ASSIGNED TASK:
Line filter on the word "static": copy each matching line from the entries.

DATASET EXTRACT:
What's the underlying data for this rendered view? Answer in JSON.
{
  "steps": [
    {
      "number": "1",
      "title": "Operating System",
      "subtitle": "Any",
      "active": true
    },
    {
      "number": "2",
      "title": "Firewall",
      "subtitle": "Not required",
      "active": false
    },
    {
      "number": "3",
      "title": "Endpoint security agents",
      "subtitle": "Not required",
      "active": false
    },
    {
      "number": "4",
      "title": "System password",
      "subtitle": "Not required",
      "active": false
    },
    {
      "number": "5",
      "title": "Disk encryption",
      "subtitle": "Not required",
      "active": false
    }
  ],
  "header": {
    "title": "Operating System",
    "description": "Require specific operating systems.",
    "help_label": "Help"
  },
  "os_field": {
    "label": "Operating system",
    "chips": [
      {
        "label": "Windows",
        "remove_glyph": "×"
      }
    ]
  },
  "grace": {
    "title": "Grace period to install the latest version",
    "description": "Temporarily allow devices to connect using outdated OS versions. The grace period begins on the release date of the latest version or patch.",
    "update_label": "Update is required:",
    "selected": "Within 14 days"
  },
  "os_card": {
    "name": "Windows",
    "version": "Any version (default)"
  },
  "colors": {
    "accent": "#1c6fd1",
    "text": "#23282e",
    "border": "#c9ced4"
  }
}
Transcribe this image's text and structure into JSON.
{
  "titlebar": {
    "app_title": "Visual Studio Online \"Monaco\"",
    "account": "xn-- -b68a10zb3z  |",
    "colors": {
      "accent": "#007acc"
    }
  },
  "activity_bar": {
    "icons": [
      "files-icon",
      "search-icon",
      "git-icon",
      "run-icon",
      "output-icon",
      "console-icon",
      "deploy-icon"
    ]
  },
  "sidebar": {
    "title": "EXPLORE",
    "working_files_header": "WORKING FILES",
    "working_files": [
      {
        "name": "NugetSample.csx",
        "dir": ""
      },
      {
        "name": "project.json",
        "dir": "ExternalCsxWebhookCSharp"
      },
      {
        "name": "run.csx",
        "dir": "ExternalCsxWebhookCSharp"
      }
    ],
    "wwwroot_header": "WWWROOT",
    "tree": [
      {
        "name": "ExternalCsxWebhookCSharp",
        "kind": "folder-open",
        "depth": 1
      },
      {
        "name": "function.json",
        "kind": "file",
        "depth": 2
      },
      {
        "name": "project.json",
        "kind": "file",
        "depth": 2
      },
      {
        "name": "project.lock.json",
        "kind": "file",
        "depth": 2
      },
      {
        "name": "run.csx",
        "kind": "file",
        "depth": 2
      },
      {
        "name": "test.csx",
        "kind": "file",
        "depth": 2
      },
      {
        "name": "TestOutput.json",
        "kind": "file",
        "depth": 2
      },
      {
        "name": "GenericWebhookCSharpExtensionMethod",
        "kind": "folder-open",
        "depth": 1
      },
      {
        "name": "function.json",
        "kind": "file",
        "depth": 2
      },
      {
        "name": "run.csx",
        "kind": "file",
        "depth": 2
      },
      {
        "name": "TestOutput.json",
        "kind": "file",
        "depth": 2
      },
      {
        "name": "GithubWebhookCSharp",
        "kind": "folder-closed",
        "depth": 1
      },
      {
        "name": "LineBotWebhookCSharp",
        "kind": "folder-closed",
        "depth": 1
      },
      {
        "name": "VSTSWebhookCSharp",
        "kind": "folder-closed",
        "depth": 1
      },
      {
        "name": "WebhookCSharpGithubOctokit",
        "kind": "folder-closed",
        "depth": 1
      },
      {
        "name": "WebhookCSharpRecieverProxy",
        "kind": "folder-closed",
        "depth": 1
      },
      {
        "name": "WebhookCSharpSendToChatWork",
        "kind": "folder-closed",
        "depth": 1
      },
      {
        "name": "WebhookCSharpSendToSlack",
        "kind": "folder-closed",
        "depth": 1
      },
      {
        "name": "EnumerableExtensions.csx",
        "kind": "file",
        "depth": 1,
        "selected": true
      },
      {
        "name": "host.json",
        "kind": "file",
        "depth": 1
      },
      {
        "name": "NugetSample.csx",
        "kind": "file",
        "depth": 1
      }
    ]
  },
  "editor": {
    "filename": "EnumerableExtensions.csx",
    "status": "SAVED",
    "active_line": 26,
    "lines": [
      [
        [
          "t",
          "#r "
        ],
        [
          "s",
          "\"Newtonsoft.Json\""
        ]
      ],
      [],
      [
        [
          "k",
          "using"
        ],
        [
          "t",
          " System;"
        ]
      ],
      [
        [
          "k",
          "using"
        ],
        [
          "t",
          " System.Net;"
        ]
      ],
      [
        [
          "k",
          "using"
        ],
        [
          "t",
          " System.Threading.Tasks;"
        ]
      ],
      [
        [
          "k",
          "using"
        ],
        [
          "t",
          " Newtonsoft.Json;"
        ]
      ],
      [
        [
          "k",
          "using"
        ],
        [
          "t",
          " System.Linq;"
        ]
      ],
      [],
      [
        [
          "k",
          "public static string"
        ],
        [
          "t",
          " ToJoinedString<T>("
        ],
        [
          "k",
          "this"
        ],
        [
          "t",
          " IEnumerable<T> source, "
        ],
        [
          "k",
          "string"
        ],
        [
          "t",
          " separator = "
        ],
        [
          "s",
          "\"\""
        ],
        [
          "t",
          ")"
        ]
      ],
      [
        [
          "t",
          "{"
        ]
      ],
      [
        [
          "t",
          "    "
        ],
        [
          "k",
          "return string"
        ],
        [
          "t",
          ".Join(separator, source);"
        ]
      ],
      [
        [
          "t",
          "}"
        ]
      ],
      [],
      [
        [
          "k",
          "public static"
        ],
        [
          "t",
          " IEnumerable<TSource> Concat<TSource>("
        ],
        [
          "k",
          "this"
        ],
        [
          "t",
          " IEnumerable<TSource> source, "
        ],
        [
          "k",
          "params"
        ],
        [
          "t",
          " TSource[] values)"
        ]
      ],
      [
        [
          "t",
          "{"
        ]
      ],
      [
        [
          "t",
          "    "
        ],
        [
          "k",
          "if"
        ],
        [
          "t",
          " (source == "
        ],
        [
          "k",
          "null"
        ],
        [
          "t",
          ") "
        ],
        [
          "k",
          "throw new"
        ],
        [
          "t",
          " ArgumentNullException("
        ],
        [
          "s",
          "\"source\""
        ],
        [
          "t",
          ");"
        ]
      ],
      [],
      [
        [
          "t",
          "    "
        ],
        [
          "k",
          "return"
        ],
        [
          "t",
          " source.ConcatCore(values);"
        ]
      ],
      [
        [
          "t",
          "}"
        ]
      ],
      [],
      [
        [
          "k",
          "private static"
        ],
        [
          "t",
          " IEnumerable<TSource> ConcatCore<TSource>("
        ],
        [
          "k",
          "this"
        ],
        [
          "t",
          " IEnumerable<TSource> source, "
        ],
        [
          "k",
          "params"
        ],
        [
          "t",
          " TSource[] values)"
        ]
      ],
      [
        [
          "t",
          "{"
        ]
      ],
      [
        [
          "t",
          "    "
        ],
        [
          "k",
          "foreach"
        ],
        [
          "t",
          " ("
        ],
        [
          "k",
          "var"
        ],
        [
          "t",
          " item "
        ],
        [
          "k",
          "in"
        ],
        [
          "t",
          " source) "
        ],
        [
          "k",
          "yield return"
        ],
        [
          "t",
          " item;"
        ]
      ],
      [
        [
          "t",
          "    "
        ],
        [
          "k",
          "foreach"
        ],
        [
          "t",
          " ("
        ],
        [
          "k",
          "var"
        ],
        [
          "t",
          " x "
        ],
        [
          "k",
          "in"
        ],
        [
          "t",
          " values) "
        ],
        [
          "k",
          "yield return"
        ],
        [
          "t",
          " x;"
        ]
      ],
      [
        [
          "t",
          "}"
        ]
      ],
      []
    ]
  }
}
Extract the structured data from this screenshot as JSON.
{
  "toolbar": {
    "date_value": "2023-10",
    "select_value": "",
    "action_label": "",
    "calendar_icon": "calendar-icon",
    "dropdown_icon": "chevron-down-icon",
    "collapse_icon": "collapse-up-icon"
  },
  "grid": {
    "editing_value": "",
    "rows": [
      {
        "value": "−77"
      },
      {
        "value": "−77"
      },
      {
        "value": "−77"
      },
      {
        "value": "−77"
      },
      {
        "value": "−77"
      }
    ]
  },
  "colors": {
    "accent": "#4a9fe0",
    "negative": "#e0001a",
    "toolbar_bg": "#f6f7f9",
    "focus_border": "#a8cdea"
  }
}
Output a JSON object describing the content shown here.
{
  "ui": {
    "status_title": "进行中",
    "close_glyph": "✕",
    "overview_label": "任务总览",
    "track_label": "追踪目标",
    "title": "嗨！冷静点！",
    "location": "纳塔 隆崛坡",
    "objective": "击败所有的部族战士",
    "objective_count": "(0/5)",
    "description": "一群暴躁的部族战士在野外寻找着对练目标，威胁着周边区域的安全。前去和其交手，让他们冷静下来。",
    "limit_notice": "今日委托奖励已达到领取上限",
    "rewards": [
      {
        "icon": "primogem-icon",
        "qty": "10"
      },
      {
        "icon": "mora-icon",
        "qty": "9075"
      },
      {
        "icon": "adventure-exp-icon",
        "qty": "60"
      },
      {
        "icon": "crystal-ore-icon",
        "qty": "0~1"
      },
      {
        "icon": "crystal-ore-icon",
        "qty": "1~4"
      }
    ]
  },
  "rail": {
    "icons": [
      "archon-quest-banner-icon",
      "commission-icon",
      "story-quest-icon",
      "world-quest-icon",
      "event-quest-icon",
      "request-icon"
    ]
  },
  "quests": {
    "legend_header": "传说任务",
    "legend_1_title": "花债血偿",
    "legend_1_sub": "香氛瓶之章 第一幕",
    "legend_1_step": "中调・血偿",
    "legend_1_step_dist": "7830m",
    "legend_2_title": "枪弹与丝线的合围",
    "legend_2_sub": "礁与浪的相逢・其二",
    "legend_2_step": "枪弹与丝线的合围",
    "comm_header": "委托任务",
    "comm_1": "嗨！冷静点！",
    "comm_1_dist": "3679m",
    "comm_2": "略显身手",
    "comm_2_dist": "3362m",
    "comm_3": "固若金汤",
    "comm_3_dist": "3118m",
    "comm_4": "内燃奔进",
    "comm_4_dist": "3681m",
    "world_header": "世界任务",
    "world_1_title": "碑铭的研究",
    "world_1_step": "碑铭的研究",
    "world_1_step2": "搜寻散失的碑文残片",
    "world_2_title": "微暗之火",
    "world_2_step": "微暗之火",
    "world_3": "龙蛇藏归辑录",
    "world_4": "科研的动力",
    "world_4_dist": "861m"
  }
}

TASK RESULT:
          "public static string"
          "public static"
          "private static"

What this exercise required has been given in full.